For a slightly less fiery view on the matter, I turned to video director and intrepid Frenchman Michel Gondry. Why, I asked him, is it so important for the White Stripes to be candy-cane children forever? ”You pay less attention to the background,” he explains. ”You listen to Jack’s guitar, and Meg’s drumming, and both of them giving space to each other. Their image was just a little help, maybe for the beginning — but the music is really what makes them who they are.”
I’m not supposed to ask questions about Jack White’s personal life, but there are a few facts on record: Jack wed British model Karen Elson two years ago in what was billed, stubbornly, as his first marriage. (Meg, ever steadfast, served as maid of honor.) In fact, it was Elson who provided the only influence I could wring out of Jack regarding Icky Thump: The distorted British slang of the album’s title was something he picked up from her, and the button-covered outfits the band wears on the cover are those of a ”pearly king and queen,” traditional garb stemming from London’s junk collectors. It’s a metaphor that plays handily into Jack’s role as rock’s salvage artist.

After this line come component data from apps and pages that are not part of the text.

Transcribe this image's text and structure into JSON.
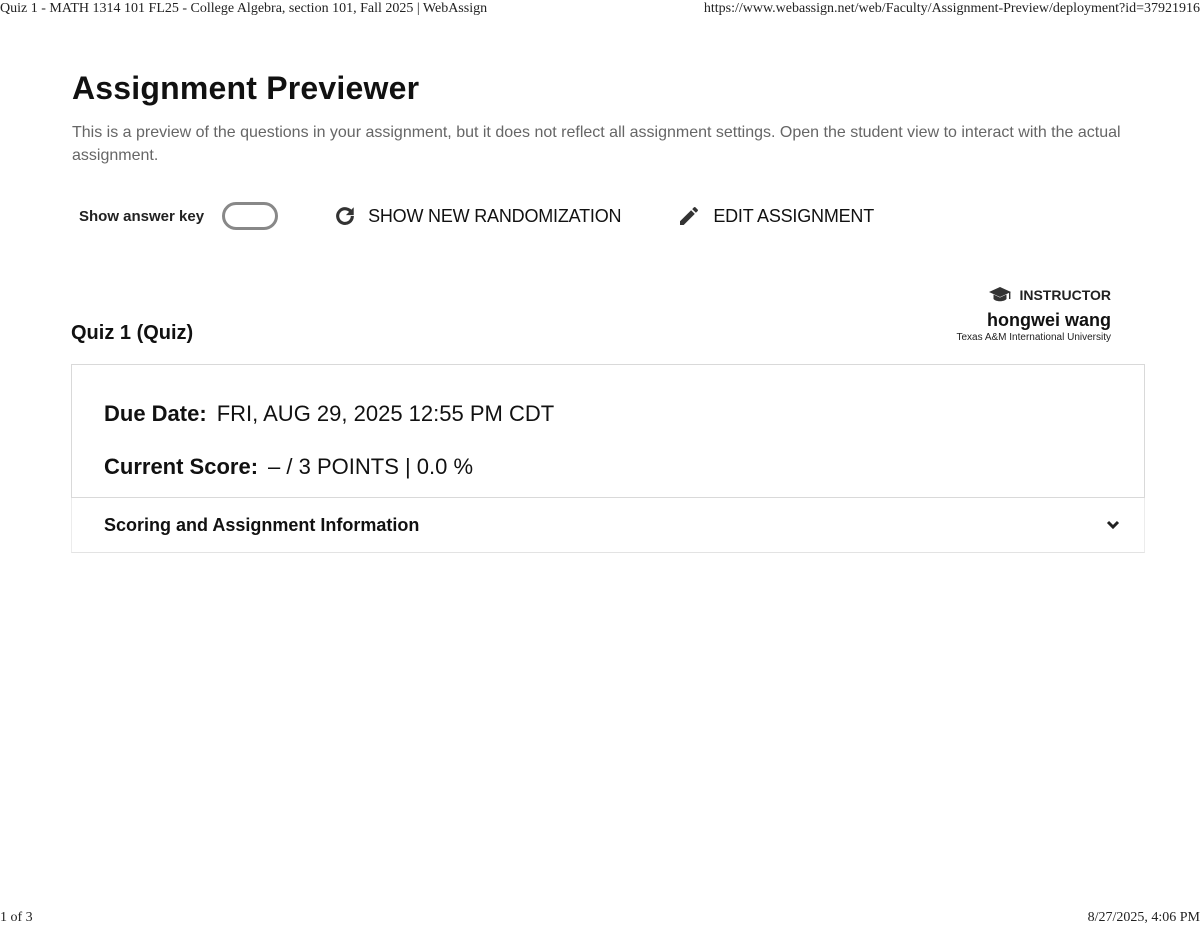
{
  "print_header": {
    "title": "Quiz 1 - MATH 1314 101 FL25 - College Algebra, section 101, Fall 2025 | WebAssign",
    "url": "https://www.webassign.net/web/Faculty/Assignment-Preview/deployment?id=37921916"
  },
  "page": {
    "title": "Assignment Previewer",
    "intro": "This is a preview of the questions in your assignment, but it does not reflect all assignment settings. Open the student view to interact with the actual assignment."
  },
  "toolbar": {
    "answer_key_label": "Show answer key",
    "answer_key_on": false,
    "randomize_label": "SHOW NEW RANDOMIZATION",
    "edit_label": "EDIT ASSIGNMENT",
    "randomize_icon": "refresh-icon",
    "edit_icon": "pencil-icon"
  },
  "assignment": {
    "title": "Quiz 1 (Quiz)",
    "due_label": "Due Date:",
    "due_value": "FRI, AUG 29, 2025 12:55 PM CDT",
    "score_label": "Current Score:",
    "score_value": "– / 3 POINTS | 0.0 %"
  },
  "instructor": {
    "role": "INSTRUCTOR",
    "role_icon": "graduation-cap-icon",
    "name": "hongwei wang",
    "school": "Texas A&M International University"
  },
  "accordion": {
    "label": "Scoring and Assignment Information",
    "icon": "chevron-down-icon"
  },
  "print_footer": {
    "page": "1 of 3",
    "datetime": "8/27/2025, 4:06 PM"
  }
}
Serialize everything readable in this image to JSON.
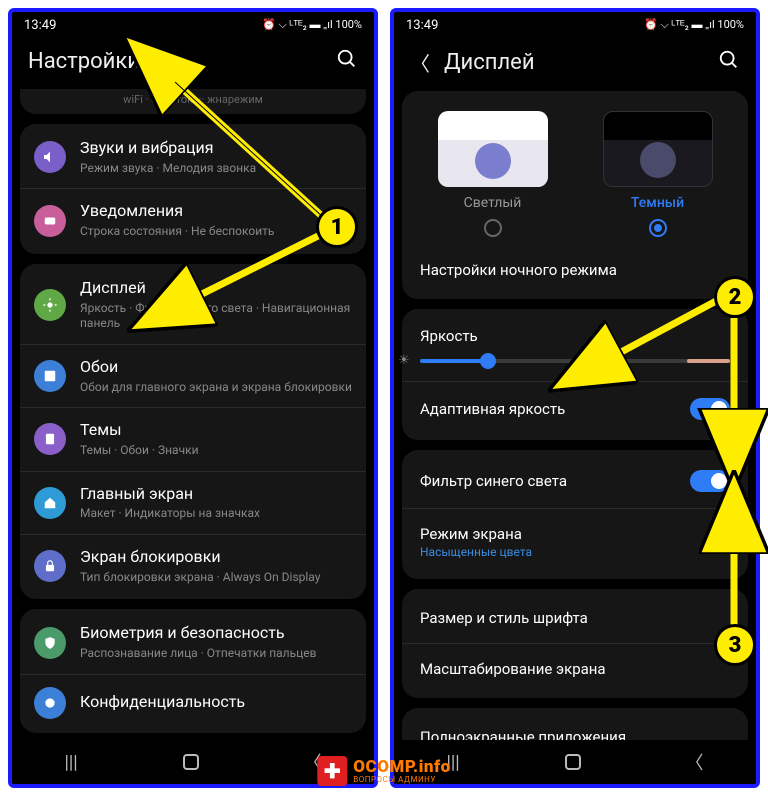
{
  "status": {
    "time": "13:49",
    "indicators": "⏰ ⌵ ᴸᵀᴱ₂ ▬ ₌ıl 100%"
  },
  "screen1": {
    "title": "Настройки",
    "truncated": "wiFi · блиеток ··· жнарежим",
    "items": [
      {
        "title": "Звуки и вибрация",
        "sub": "Режим звука · Мелодия звонка",
        "color": "#7b5fc9"
      },
      {
        "title": "Уведомления",
        "sub": "Строка состояния · Не беспокоить",
        "color": "#c95f9a"
      },
      {
        "title": "Дисплей",
        "sub": "Яркость · Фильтр синего света · Навигационная панель",
        "color": "#5fa845"
      },
      {
        "title": "Обои",
        "sub": "Обои для главного экрана и экрана блокировки",
        "color": "#3b7fd6"
      },
      {
        "title": "Темы",
        "sub": "Темы · Обои · Значки",
        "color": "#8a5fc9"
      },
      {
        "title": "Главный экран",
        "sub": "Макет · Индикаторы на значках",
        "color": "#2e9bd6"
      },
      {
        "title": "Экран блокировки",
        "sub": "Тип блокировки экрана · Always On Display",
        "color": "#5f6fc9"
      },
      {
        "title": "Биометрия и безопасность",
        "sub": "Распознавание лица · Отпечатки пальцев",
        "color": "#4a9a6a"
      },
      {
        "title": "Конфиденциальность",
        "sub": "",
        "color": "#3b7fd6"
      }
    ]
  },
  "screen2": {
    "title": "Дисплей",
    "themes": {
      "light": "Светлый",
      "dark": "Темный"
    },
    "nightMode": "Настройки ночного режима",
    "brightness": "Яркость",
    "adaptive": "Адаптивная яркость",
    "blueFilter": "Фильтр синего света",
    "screenMode": "Режим экрана",
    "screenModeSub": "Насыщенные цвета",
    "fontSize": "Размер и стиль шрифта",
    "scaling": "Масштабирование экрана",
    "fullscreen": "Полноэкранные приложения"
  },
  "badges": {
    "b1": "1",
    "b2": "2",
    "b3": "3"
  },
  "watermark": {
    "main": "OCOMP.info",
    "sub": "ВОПРОСЫ АДМИНУ"
  }
}
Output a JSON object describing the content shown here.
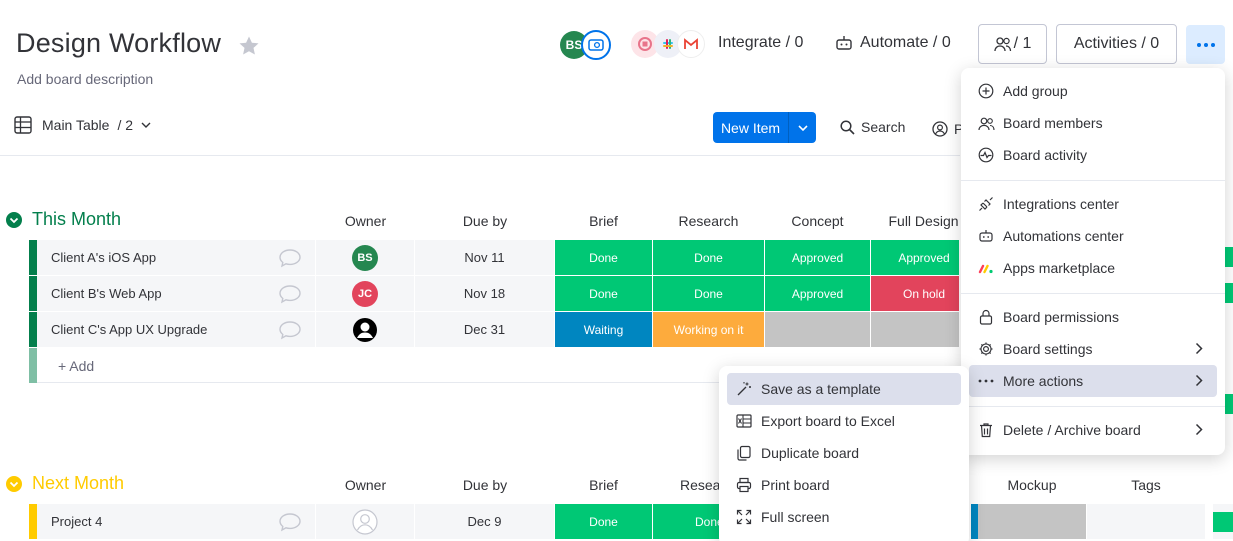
{
  "header": {
    "title": "Design Workflow",
    "description": "Add board description",
    "member_initials": "BS",
    "integrate_label": "Integrate / 0",
    "automate_label": "Automate / 0",
    "members_count": "/ 1",
    "activities_label": "Activities / 0"
  },
  "toolbar": {
    "view_label": "Main Table",
    "view_count": "/ 2",
    "new_item_label": "New Item",
    "search_label": "Search",
    "person_label_partial": "P"
  },
  "columns": [
    "Owner",
    "Due by",
    "Brief",
    "Research",
    "Concept",
    "Full Design",
    "Mockup",
    "Tags"
  ],
  "groups": [
    {
      "name": "This Month",
      "color": "#037f4c",
      "rows": [
        {
          "name": "Client A's iOS App",
          "owner": "BS",
          "owner_color": "#258750",
          "due": "Nov 11",
          "brief": "Done",
          "research": "Done",
          "concept": "Approved",
          "full_design": "Approved"
        },
        {
          "name": "Client B's Web App",
          "owner": "JC",
          "owner_color": "#e2445c",
          "due": "Nov 18",
          "brief": "Done",
          "research": "Done",
          "concept": "Approved",
          "full_design": "On hold"
        },
        {
          "name": "Client C's App UX Upgrade",
          "owner": "",
          "owner_color": "#000000",
          "due": "Dec 31",
          "brief": "Waiting",
          "research": "Working on it",
          "concept": "",
          "full_design": ""
        }
      ],
      "add_label": "+ Add"
    },
    {
      "name": "Next Month",
      "color": "#ffcb00",
      "rows": [
        {
          "name": "Project 4",
          "owner": "",
          "due": "Dec 9",
          "brief": "Done",
          "research": "Done"
        }
      ]
    }
  ],
  "status_colors": {
    "done": "#00c875",
    "approved": "#00c875",
    "on_hold": "#e2445c",
    "waiting": "#0086c0",
    "working": "#fdab3d",
    "empty": "#c4c4c4"
  },
  "main_menu": {
    "items": [
      {
        "label": "Add group",
        "icon": "plus-circle-icon"
      },
      {
        "label": "Board members",
        "icon": "members-icon"
      },
      {
        "label": "Board activity",
        "icon": "activity-icon"
      },
      {
        "label": "Integrations center",
        "icon": "plug-icon"
      },
      {
        "label": "Automations center",
        "icon": "robot-icon"
      },
      {
        "label": "Apps marketplace",
        "icon": "apps-logo-icon"
      },
      {
        "label": "Board permissions",
        "icon": "lock-icon"
      },
      {
        "label": "Board settings",
        "icon": "gear-icon"
      },
      {
        "label": "More actions",
        "icon": "ellipsis-icon"
      },
      {
        "label": "Delete / Archive board",
        "icon": "trash-icon"
      }
    ]
  },
  "sub_menu": {
    "items": [
      {
        "label": "Save as a template",
        "icon": "magic-wand-icon"
      },
      {
        "label": "Export board to Excel",
        "icon": "excel-icon"
      },
      {
        "label": "Duplicate board",
        "icon": "duplicate-icon"
      },
      {
        "label": "Print board",
        "icon": "printer-icon"
      },
      {
        "label": "Full screen",
        "icon": "fullscreen-icon"
      }
    ]
  }
}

Another influence on Jack’s music, presumably, is fatherhood: He and Karen are the parents of a year-old daughter named Scarlett. Though the subject is verboten, I bring it up anyway, since it seems ridiculous not to ask a creator of childlike rock if the experience of actually having a child is everything it’s cracked up to be. ”Oh, it’s been even better,” Jack says. ”I think certain chemicals in your brain are released that tell you this is a gigantic part of being alive.” As it happens, on the morning of my last day in Nashville, I’m sitting in the lobby of the Loveless Cafe, waiting to meet a friend for lunch. While staring at walls covered in glossy photos of Opry singers, I hear a British accent and turn to see a tall redhead pushing a red stroller, wherein sits a baby wearing a red-and-white dress. In the exact same moment I realize that I’m staring at a visibly pregnant Elson, and that the baby in the stroller is Scarlett, a young girl approaches the woman at the register. ”Is there anybody famous here today?” she asks. ”’Fraid not, sweetie,” the woman chirps. Even if I wanted to explain the magnitude of this coincidence to someone, there isn’t a soul in the Loveless who would care.
It suddenly seems obvious: As mysterious and contrived and obsessive-compulsive as his art may still be, Jack White got burned-out on the scene, moved to the suburbs, married a nice girl, and bred. This is the kind of stuff that totally normal people do. In our phone conversation the following week, I brace myself and sacrifice my queen: I tell Jack about my Loveless run-in. Your wife and daughter seemed very comfortable in their environment, I say. That must be a nice feeling for you — you know, as a father. ”Oh, well,” he murmurs, unmoved except for the crafty smile in his voice. ”I’d love to meet them one day.”